PROBLEM DESCRIPTION
What is needed is an exact copy of every entry, without the pictures.

====

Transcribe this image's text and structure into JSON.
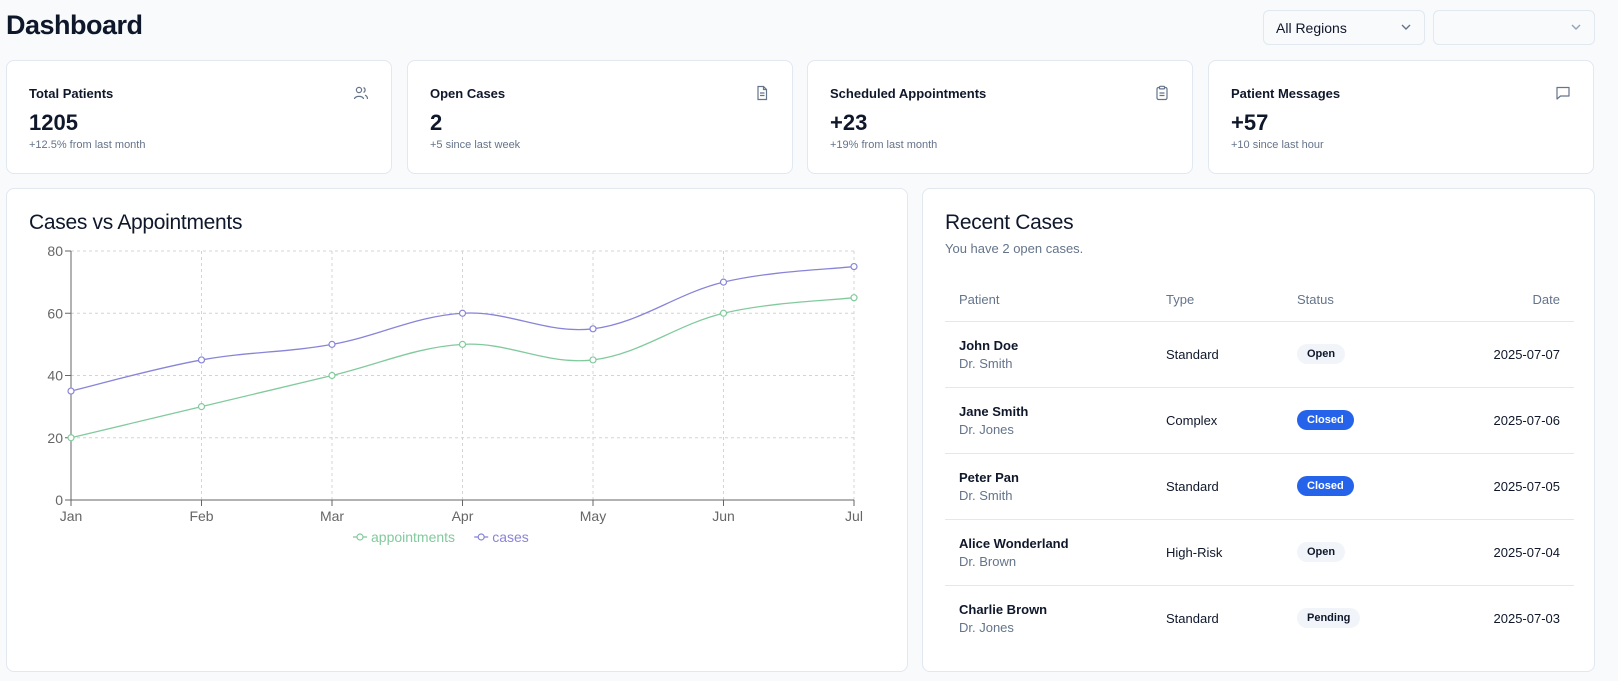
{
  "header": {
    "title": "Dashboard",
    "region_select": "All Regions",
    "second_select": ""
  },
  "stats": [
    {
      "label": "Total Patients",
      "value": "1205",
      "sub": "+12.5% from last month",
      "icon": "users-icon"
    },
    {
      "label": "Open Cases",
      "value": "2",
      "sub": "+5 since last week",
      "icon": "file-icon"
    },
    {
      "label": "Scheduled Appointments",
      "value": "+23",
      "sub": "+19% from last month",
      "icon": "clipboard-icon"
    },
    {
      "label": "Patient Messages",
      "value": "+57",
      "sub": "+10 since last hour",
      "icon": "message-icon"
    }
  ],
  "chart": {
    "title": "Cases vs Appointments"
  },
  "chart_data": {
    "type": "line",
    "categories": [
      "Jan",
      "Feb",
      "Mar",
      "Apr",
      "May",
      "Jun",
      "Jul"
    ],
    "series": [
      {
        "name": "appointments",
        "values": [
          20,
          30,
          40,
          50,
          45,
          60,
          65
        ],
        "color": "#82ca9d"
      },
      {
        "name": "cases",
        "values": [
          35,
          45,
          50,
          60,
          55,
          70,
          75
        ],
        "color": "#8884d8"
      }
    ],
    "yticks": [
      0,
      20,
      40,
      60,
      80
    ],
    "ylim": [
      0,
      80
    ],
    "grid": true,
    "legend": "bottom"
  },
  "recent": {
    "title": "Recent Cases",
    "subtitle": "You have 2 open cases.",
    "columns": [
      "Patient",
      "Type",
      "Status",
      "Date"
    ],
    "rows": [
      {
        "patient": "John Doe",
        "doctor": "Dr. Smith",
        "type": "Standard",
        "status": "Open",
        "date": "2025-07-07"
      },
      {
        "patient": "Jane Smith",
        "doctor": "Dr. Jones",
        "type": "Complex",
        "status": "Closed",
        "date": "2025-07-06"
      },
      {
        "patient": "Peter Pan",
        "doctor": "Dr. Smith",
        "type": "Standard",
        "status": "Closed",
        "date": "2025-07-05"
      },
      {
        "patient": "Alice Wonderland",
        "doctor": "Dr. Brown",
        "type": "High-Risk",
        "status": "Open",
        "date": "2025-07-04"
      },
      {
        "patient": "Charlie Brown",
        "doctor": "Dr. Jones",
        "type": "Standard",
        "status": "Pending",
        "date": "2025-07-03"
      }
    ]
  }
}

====

SOLUTION FOR THIS EXERCISE
Transcribe this image's text and structure into JSON.
{
  "header": {
    "title": "Dashboard",
    "region_select": "All Regions",
    "second_select": ""
  },
  "stats": [
    {
      "label": "Total Patients",
      "value": "1205",
      "sub": "+12.5% from last month",
      "icon": "users-icon"
    },
    {
      "label": "Open Cases",
      "value": "2",
      "sub": "+5 since last week",
      "icon": "file-icon"
    },
    {
      "label": "Scheduled Appointments",
      "value": "+23",
      "sub": "+19% from last month",
      "icon": "clipboard-icon"
    },
    {
      "label": "Patient Messages",
      "value": "+57",
      "sub": "+10 since last hour",
      "icon": "message-icon"
    }
  ],
  "chart": {
    "title": "Cases vs Appointments"
  },
  "chart_data": {
    "type": "line",
    "categories": [
      "Jan",
      "Feb",
      "Mar",
      "Apr",
      "May",
      "Jun",
      "Jul"
    ],
    "series": [
      {
        "name": "appointments",
        "values": [
          20,
          30,
          40,
          50,
          45,
          60,
          65
        ],
        "color": "#82ca9d"
      },
      {
        "name": "cases",
        "values": [
          35,
          45,
          50,
          60,
          55,
          70,
          75
        ],
        "color": "#8884d8"
      }
    ],
    "yticks": [
      0,
      20,
      40,
      60,
      80
    ],
    "ylim": [
      0,
      80
    ],
    "grid": true,
    "legend": "bottom"
  },
  "recent": {
    "title": "Recent Cases",
    "subtitle": "You have 2 open cases.",
    "columns": [
      "Patient",
      "Type",
      "Status",
      "Date"
    ],
    "rows": [
      {
        "patient": "John Doe",
        "doctor": "Dr. Smith",
        "type": "Standard",
        "status": "Open",
        "date": "2025-07-07"
      },
      {
        "patient": "Jane Smith",
        "doctor": "Dr. Jones",
        "type": "Complex",
        "status": "Closed",
        "date": "2025-07-06"
      },
      {
        "patient": "Peter Pan",
        "doctor": "Dr. Smith",
        "type": "Standard",
        "status": "Closed",
        "date": "2025-07-05"
      },
      {
        "patient": "Alice Wonderland",
        "doctor": "Dr. Brown",
        "type": "High-Risk",
        "status": "Open",
        "date": "2025-07-04"
      },
      {
        "patient": "Charlie Brown",
        "doctor": "Dr. Jones",
        "type": "Standard",
        "status": "Pending",
        "date": "2025-07-03"
      }
    ]
  }
}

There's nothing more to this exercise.